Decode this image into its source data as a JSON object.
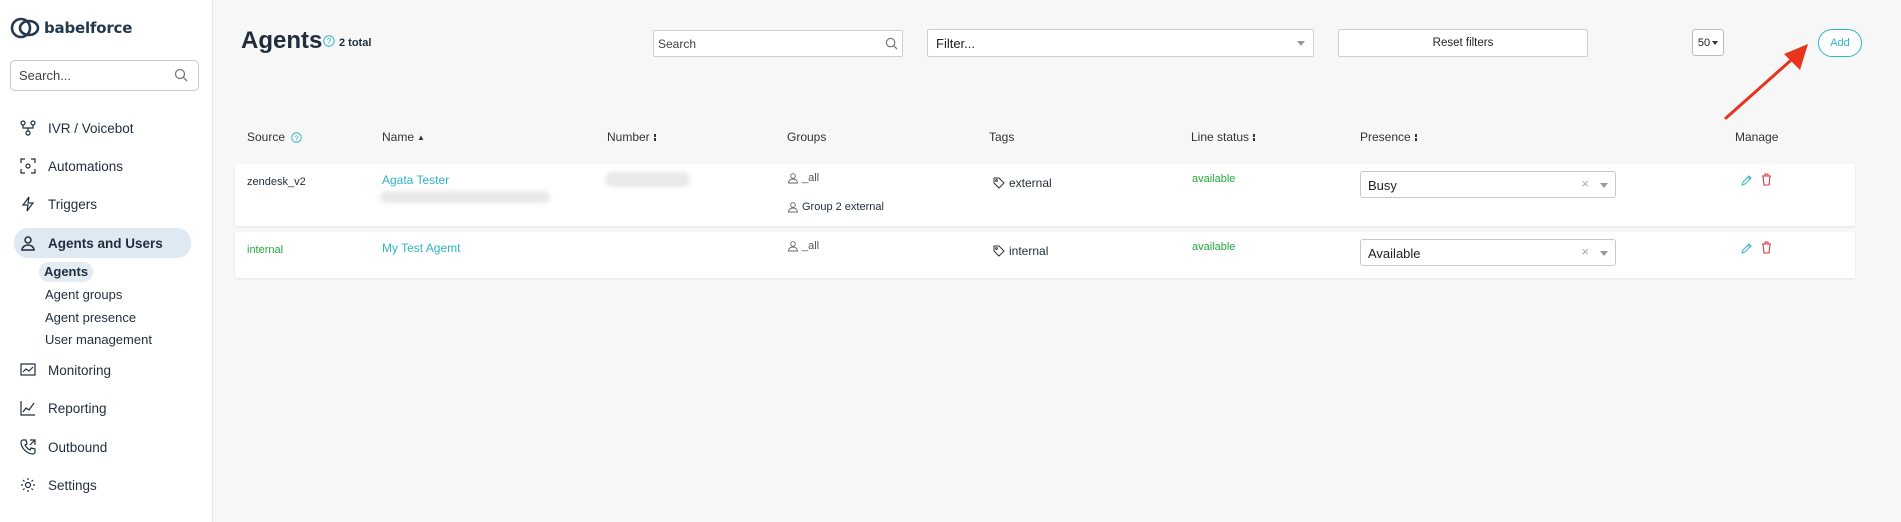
{
  "sidebar": {
    "brand": "babelforce",
    "search_placeholder": "Search...",
    "items": [
      {
        "label": "IVR / Voicebot"
      },
      {
        "label": "Automations"
      },
      {
        "label": "Triggers"
      },
      {
        "label": "Agents and Users"
      },
      {
        "label": "Monitoring"
      },
      {
        "label": "Reporting"
      },
      {
        "label": "Outbound"
      },
      {
        "label": "Settings"
      }
    ],
    "subitems": [
      {
        "label": "Agents"
      },
      {
        "label": "Agent groups"
      },
      {
        "label": "Agent presence"
      },
      {
        "label": "User management"
      }
    ]
  },
  "header": {
    "title": "Agents",
    "total": "2 total",
    "search_placeholder": "Search",
    "filter_placeholder": "Filter...",
    "reset_label": "Reset filters",
    "page_size": "50",
    "add_label": "Add"
  },
  "table": {
    "columns": [
      "Source",
      "Name",
      "Number",
      "Groups",
      "Tags",
      "Line status",
      "Presence",
      "Manage"
    ],
    "rows": [
      {
        "source": "zendesk_v2",
        "name": "Agata Tester",
        "groups": [
          "_all",
          "Group 2 external"
        ],
        "tag": "external",
        "line_status": "available",
        "presence": "Busy"
      },
      {
        "source": "internal",
        "name": "My Test Agemt",
        "groups": [
          "_all"
        ],
        "tag": "internal",
        "line_status": "available",
        "presence": "Available"
      }
    ]
  },
  "colors": {
    "accent": "#2fb5c4",
    "status_green": "#22a93e",
    "delete_red": "#d9363e",
    "annotation_arrow": "#e8341c"
  }
}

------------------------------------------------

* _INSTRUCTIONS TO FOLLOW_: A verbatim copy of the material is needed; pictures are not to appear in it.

* _SOLUTION BELOW_:
Decode this image into its source data as a JSON object.
{
  "sidebar": {
    "brand": "babelforce",
    "search_placeholder": "Search...",
    "items": [
      {
        "label": "IVR / Voicebot"
      },
      {
        "label": "Automations"
      },
      {
        "label": "Triggers"
      },
      {
        "label": "Agents and Users"
      },
      {
        "label": "Monitoring"
      },
      {
        "label": "Reporting"
      },
      {
        "label": "Outbound"
      },
      {
        "label": "Settings"
      }
    ],
    "subitems": [
      {
        "label": "Agents"
      },
      {
        "label": "Agent groups"
      },
      {
        "label": "Agent presence"
      },
      {
        "label": "User management"
      }
    ]
  },
  "header": {
    "title": "Agents",
    "total": "2 total",
    "search_placeholder": "Search",
    "filter_placeholder": "Filter...",
    "reset_label": "Reset filters",
    "page_size": "50",
    "add_label": "Add"
  },
  "table": {
    "columns": [
      "Source",
      "Name",
      "Number",
      "Groups",
      "Tags",
      "Line status",
      "Presence",
      "Manage"
    ],
    "rows": [
      {
        "source": "zendesk_v2",
        "name": "Agata Tester",
        "groups": [
          "_all",
          "Group 2 external"
        ],
        "tag": "external",
        "line_status": "available",
        "presence": "Busy"
      },
      {
        "source": "internal",
        "name": "My Test Agemt",
        "groups": [
          "_all"
        ],
        "tag": "internal",
        "line_status": "available",
        "presence": "Available"
      }
    ]
  },
  "colors": {
    "accent": "#2fb5c4",
    "status_green": "#22a93e",
    "delete_red": "#d9363e",
    "annotation_arrow": "#e8341c"
  }
}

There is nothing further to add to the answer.